__EXERCISE DESCRIPTION__.
Report back every line of the entries that contains "Categorieën", exactly as written.

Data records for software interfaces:
================

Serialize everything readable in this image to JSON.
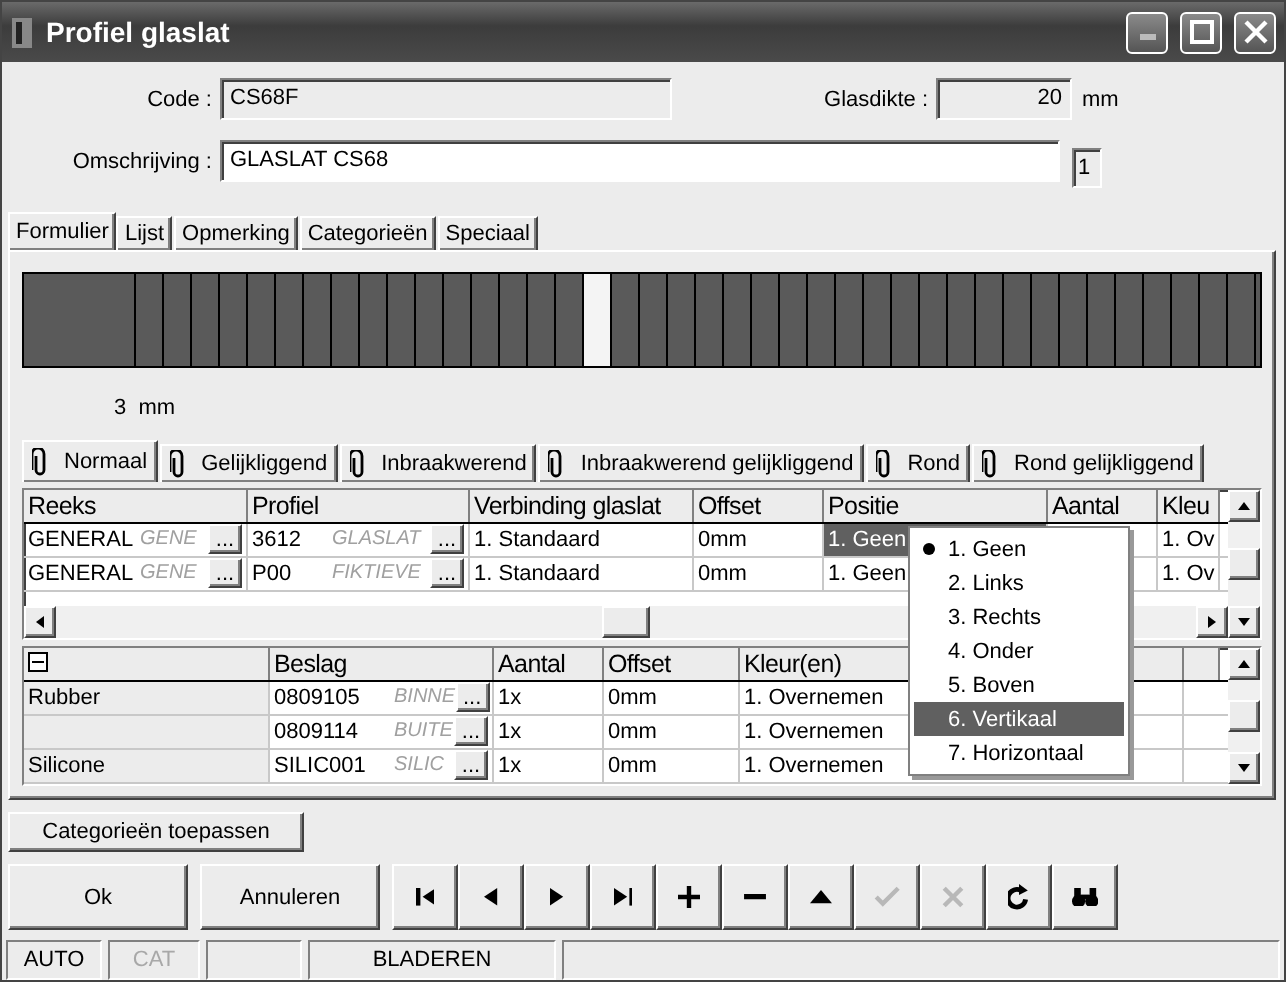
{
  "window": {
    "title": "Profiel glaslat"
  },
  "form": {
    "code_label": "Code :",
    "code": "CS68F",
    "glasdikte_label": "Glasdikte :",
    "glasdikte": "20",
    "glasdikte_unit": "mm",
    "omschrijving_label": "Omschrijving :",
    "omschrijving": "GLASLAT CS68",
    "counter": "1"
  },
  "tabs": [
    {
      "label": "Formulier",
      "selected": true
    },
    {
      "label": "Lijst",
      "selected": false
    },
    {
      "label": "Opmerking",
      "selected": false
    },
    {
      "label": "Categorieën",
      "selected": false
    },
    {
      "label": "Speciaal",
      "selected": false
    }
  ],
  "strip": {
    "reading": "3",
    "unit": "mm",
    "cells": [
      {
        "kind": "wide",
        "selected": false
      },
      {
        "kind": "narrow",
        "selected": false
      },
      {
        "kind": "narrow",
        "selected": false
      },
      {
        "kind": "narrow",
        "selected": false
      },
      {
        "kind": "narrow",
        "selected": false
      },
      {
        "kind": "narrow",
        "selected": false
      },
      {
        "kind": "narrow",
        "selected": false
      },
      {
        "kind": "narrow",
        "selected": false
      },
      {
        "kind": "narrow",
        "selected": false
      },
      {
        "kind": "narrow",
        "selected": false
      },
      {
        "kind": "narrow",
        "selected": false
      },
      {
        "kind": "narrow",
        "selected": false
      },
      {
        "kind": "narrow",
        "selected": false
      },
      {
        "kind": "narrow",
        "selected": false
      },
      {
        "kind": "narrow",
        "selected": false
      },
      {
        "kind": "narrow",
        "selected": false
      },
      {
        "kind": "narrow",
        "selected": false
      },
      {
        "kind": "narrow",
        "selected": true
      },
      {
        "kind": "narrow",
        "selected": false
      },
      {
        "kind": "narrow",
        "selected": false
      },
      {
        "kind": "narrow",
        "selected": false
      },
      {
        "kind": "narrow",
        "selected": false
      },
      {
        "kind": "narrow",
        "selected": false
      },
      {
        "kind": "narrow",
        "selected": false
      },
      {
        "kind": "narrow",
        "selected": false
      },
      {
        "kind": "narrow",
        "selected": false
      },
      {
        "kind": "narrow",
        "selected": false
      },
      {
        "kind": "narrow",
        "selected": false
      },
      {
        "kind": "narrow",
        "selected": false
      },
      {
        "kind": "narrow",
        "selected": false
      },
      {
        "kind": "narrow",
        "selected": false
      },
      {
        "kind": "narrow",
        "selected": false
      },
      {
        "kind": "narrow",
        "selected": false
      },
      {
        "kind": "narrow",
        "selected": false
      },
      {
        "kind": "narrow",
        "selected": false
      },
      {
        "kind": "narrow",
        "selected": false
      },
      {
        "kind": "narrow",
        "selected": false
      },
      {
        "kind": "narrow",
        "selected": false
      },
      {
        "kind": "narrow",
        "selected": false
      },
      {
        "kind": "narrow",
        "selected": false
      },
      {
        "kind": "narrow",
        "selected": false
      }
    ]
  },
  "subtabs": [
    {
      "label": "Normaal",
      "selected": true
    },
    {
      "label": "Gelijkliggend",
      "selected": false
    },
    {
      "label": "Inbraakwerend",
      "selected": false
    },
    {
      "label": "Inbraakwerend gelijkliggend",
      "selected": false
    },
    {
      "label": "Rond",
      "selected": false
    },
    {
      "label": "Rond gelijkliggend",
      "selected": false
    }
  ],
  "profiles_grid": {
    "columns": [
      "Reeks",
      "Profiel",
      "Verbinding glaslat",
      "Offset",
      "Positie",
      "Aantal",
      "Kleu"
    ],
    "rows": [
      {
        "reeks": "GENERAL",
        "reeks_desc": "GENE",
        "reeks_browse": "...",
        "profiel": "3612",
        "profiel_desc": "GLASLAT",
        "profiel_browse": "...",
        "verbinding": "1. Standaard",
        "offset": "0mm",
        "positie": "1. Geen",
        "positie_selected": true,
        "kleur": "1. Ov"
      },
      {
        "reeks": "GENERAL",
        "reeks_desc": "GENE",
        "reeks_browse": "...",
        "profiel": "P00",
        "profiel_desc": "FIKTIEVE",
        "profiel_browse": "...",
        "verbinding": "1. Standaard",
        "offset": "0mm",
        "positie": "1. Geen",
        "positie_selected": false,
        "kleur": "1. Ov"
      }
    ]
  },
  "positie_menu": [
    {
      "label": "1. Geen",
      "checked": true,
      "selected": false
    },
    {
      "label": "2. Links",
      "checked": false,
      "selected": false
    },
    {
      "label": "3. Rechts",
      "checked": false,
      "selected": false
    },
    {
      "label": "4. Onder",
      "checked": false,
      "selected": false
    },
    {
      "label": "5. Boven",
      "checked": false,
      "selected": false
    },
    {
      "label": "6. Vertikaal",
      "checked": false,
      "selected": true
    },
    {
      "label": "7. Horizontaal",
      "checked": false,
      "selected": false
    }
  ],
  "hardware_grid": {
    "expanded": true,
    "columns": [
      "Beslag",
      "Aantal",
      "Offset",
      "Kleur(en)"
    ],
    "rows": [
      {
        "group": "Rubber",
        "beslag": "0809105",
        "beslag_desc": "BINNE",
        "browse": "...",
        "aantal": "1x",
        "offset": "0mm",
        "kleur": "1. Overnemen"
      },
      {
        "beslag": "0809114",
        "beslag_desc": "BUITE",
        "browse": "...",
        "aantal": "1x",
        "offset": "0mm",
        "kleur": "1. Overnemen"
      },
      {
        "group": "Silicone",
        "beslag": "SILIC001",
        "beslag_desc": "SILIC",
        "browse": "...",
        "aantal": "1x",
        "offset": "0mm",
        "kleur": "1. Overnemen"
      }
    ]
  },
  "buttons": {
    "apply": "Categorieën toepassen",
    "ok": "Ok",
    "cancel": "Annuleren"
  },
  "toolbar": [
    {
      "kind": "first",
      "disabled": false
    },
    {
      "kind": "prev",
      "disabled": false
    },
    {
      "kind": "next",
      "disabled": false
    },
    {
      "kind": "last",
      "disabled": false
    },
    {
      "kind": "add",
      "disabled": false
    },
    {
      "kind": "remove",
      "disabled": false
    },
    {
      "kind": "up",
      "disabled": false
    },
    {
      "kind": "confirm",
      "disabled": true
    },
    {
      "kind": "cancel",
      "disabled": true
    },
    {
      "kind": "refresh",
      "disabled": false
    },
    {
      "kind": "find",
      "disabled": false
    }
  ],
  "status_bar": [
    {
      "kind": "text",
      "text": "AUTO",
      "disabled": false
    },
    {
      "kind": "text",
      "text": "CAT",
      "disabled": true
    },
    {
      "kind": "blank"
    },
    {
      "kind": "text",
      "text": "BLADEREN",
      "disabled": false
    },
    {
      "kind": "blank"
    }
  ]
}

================

__RESPONSE BELOW__.
      "label": "Categorieën",
    "apply": "Categorieën toepassen",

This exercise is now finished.